▶ _What is being asked_
Look for the string "title" in the listing below, then copy every line that has it.

▶ _Provided entries_
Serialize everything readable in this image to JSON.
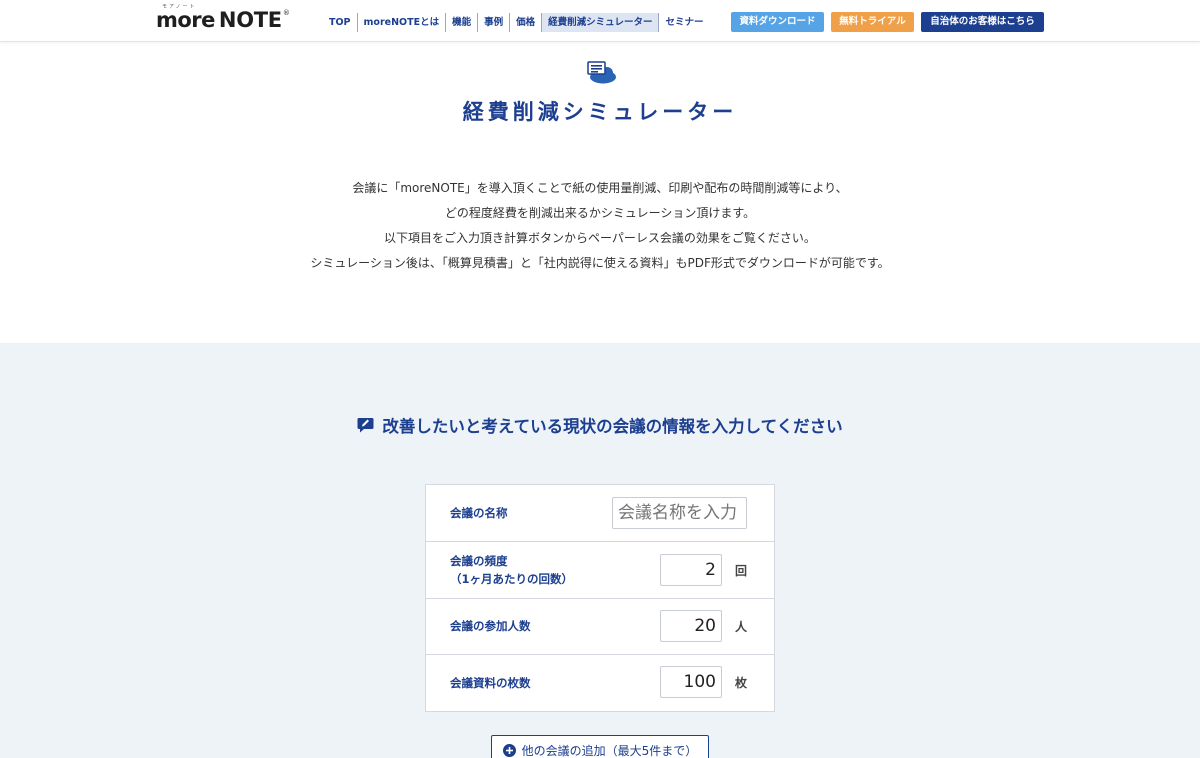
{
  "header": {
    "logo": {
      "brand": "more",
      "product": "NOTE",
      "mark": "®",
      "tagline": "モアノート"
    },
    "nav": [
      {
        "label": "TOP"
      },
      {
        "label": "moreNOTEとは"
      },
      {
        "label": "機能"
      },
      {
        "label": "事例"
      },
      {
        "label": "価格"
      },
      {
        "label": "経費削減シミュレーター",
        "active": true
      },
      {
        "label": "セミナー"
      }
    ],
    "buttons": {
      "download": "資料ダウンロード",
      "trial": "無料トライアル",
      "government": "自治体のお客様はこちら"
    }
  },
  "title": {
    "icon": "document-cloud-icon",
    "text": "経費削減シミュレーター"
  },
  "intro": [
    "会議に「moreNOTE」を導入頂くことで紙の使用量削減、印刷や配布の時間削減等により、",
    "どの程度経費を削減出来るかシミュレーション頂けます。",
    "以下項目をご入力頂き計算ボタンからペーパーレス会議の効果をご覧ください。",
    "シミュレーション後は、「概算見積書」と「社内説得に使える資料」もPDF形式でダウンロードが可能です。"
  ],
  "form": {
    "heading": "改善したいと考えている現状の会議の情報を入力してください",
    "heading_icon": "edit-icon",
    "rows": {
      "name": {
        "label": "会議の名称",
        "placeholder": "会議名称を入力"
      },
      "frequency": {
        "label_line1": "会議の頻度",
        "label_line2": "（1ヶ月あたりの回数）",
        "value": "2",
        "unit": "回"
      },
      "participants": {
        "label": "会議の参加人数",
        "value": "20",
        "unit": "人"
      },
      "pages": {
        "label": "会議資料の枚数",
        "value": "100",
        "unit": "枚"
      }
    },
    "add_button": "他の会議の追加（最大5件まで）"
  },
  "colors": {
    "primary": "#1d3f8f",
    "download_btn": "#56a4e6",
    "trial_btn": "#f0a048",
    "section_bg": "#eef3f8"
  }
}
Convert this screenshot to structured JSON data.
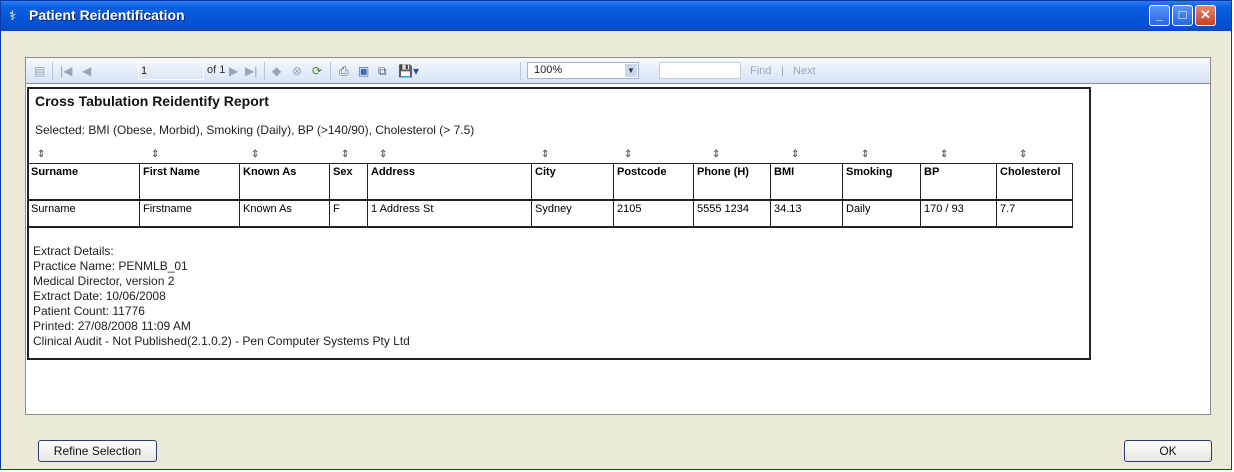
{
  "window": {
    "title": "Patient Reidentification"
  },
  "toolbar": {
    "page_value": "1",
    "page_of": "of 1",
    "zoom": "100%",
    "find_label": "Find",
    "separator": "|",
    "next_label": "Next",
    "icons": [
      "document-map-icon",
      "first-page-icon",
      "previous-page-icon",
      "next-page-icon",
      "last-page-icon",
      "back-icon",
      "stop-icon",
      "refresh-icon",
      "print-icon",
      "print-layout-icon",
      "page-setup-icon",
      "export-icon"
    ]
  },
  "report": {
    "title": "Cross Tabulation Reidentify Report",
    "selected": "Selected: BMI (Obese, Morbid), Smoking (Daily), BP (>140/90), Cholesterol (> 7.5)",
    "columns": [
      "Surname",
      "First Name",
      "Known As",
      "Sex",
      "Address",
      "City",
      "Postcode",
      "Phone (H)",
      "BMI",
      "Smoking",
      "BP",
      "Cholesterol"
    ],
    "rows": [
      [
        "Surname",
        "Firstname",
        "Known As",
        "F",
        "1 Address St",
        "Sydney",
        "2105",
        "5555 1234",
        "34.13",
        "Daily",
        "170 / 93",
        "7.7"
      ]
    ],
    "extract": [
      "Extract Details:",
      "Practice Name: PENMLB_01",
      "Medical Director, version 2",
      "Extract Date: 10/06/2008",
      "Patient Count: 11776",
      "Printed: 27/08/2008 11:09 AM",
      "Clinical Audit - Not Published(2.1.0.2) - Pen Computer Systems Pty Ltd"
    ]
  },
  "buttons": {
    "refine": "Refine Selection",
    "ok": "OK"
  }
}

▶ _Answer_
  "title": {
    "title": "Patient Reidentification"
    "title": "Cross Tabulation Reidentify Report",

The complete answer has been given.